- EPFL and CSEM have announced crossing over 30% efficiency milestone for tandem solar cells
- They have achieved 30.93% efficiency on 1 cm2 area for perovskite layers on planarized silicon surface
- The team has also achieved 31.25% efficiency for textured device architecture using the same cell area
- NREL has independently certified both efficiency levels which the Swiss team claims to be new world records
Switzerland’s École Polytechnique Fédérale de Lausanne (EPFL) and Center for Electronics and Microtechnology (CSEM) have breached the 30% power conversion efficiency barrier for perovskite-on-silicon tandem solar cells on 1 cm2, and claim it to pave the way for ‘even more competitive’ solar power generation.
The teams have reported a cell efficiency of 30.93% for which they deposited high-quality perovskite layers from solution on a planarized silicon surface. At the same time, they have announced 31.25% efficiency for a new version of a hybrid vapor/solution processing technique compatible with textured silicon surfaces.
Both are new world records for the planar and textured device architecture, they say. The National Renewable Energy Laboratory (NREL) of the US has independently certified both the efficiencies.
Silicon, the most widely used solar cell material, has a theoretical efficiency limit of around 29% while its actual efficiency has reached under 27%. Perovskite cells have a lower carbon footprint, promise higher efficiency and cost reduction. Putting these together, according to technology researchers, is a cost-effective way to achieve cost competitiveness with higher efficiency and widespread applicability.

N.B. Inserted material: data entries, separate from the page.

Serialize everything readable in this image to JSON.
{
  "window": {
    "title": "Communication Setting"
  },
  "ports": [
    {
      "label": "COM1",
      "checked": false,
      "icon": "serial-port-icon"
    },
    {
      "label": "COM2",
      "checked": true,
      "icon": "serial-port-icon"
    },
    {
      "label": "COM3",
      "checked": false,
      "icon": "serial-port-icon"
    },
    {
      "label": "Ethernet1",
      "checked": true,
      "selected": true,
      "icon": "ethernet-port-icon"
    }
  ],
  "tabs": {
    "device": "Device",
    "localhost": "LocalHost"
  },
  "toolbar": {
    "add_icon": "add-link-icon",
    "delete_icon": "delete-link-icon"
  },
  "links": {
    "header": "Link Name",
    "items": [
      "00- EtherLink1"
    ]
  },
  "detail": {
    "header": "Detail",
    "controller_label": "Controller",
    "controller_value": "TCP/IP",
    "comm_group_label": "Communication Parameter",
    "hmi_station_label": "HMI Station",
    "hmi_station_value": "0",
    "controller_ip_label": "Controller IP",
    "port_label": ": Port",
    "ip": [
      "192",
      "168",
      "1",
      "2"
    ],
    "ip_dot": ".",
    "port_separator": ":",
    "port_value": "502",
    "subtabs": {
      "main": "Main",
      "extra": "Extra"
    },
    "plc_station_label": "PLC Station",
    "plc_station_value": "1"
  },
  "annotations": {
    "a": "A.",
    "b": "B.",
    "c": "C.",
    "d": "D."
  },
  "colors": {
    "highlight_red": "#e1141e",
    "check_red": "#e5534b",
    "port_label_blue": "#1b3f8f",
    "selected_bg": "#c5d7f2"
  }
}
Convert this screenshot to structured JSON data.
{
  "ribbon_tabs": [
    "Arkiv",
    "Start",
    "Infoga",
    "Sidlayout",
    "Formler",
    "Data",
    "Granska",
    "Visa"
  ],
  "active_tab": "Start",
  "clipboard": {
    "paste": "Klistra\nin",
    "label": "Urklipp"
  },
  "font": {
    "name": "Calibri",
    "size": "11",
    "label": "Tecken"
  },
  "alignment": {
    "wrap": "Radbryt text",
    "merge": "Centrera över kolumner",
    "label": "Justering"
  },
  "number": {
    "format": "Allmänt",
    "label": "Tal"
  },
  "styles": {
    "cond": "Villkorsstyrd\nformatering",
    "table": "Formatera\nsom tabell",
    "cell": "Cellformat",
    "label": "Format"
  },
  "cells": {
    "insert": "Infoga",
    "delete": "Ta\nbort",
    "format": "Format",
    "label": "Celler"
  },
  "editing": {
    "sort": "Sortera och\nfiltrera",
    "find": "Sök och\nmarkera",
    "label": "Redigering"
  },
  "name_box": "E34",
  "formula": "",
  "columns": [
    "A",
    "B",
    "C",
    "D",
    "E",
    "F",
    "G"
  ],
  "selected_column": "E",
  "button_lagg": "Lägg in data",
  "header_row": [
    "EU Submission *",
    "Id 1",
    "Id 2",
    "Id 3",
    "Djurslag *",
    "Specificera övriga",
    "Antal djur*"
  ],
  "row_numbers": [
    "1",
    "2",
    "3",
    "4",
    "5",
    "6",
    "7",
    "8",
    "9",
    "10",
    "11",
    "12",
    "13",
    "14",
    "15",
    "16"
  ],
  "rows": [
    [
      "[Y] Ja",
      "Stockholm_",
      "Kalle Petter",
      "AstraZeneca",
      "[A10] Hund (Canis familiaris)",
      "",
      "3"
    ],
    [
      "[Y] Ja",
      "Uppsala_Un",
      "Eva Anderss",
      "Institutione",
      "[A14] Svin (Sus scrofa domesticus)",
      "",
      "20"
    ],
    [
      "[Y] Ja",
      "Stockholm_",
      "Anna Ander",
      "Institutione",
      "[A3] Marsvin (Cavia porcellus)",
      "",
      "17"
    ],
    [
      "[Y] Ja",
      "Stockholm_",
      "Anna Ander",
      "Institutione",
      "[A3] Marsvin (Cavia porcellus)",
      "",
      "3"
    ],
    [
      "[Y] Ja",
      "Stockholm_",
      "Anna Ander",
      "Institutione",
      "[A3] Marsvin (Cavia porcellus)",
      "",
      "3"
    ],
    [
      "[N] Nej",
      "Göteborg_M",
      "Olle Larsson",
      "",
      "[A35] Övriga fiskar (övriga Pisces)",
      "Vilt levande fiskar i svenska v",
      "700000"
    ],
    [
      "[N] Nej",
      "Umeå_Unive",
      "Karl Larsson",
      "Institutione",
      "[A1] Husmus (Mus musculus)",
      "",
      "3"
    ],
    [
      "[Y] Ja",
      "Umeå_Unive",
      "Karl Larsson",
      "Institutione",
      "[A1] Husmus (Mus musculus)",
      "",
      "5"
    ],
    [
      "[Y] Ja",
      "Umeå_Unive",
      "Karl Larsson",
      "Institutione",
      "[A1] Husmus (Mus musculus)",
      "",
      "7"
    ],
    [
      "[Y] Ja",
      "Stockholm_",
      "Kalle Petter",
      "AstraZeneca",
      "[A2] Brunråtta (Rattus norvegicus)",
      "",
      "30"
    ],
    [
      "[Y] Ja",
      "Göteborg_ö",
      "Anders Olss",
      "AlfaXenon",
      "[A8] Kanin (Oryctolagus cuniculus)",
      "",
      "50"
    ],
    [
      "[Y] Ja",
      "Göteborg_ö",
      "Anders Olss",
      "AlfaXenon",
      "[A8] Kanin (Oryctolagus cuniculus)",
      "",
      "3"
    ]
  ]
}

Having crossed this ‘psychological barrier’ of breaching 30% efficiency, Prof. Christophe Ballif, Head of EPFL Photovoltaics Laboratory and CSEM’s Sustainable Energy Center said, “The 30% efficiency mark had already been achieved with other types of materials, namely III-V semiconductors. However, these materials and the processes used to make them are too expensive to sustain the energy transition – these devices are a thousand times more expensive than silicon solar cells. Our results are the first to show that the 30% barrier can be overcome using low-cost materials and processes, which should open new perspectives for the future of PV.”
Tandem solar cells can have a great deal of applicability for locations with space constraints as rooftops, facades, vehicles and drones, explains the team.
With this achievement, the Swiss teams have crossed the 29.8% highest efficiency for this tandem combination announced by Germany’s Helmholtz Zentrum Berlin in November 2021 (see 29.80% Record Tandem Solar Cell Efficiency).
EPFL seems on a record hunt for perovskite-silicon cells this year. In April, it reported an efficiency of 29.2% for perovskite and textured silicon tandem solar cell calling it a ‘new world record’ under a sub class of fully textured perovskite-silicon device. In that case, the key was that the cell features a fully textured surface, which closely resembles that of commercially available silicon cells. At the time Ballif emphasized, “Several years of R&D are still needed to bring such technology and manufacturing processes to market.” Adding, “A big challenge will be developing solar cells that can remain stable on our rooftops for more than 25 years. But the higher efficiency we demonstrated without changing the front texture will be very attractive for the photovoltaics industry” (see 29.2% Efficiency Record For Tandem Solar Cell).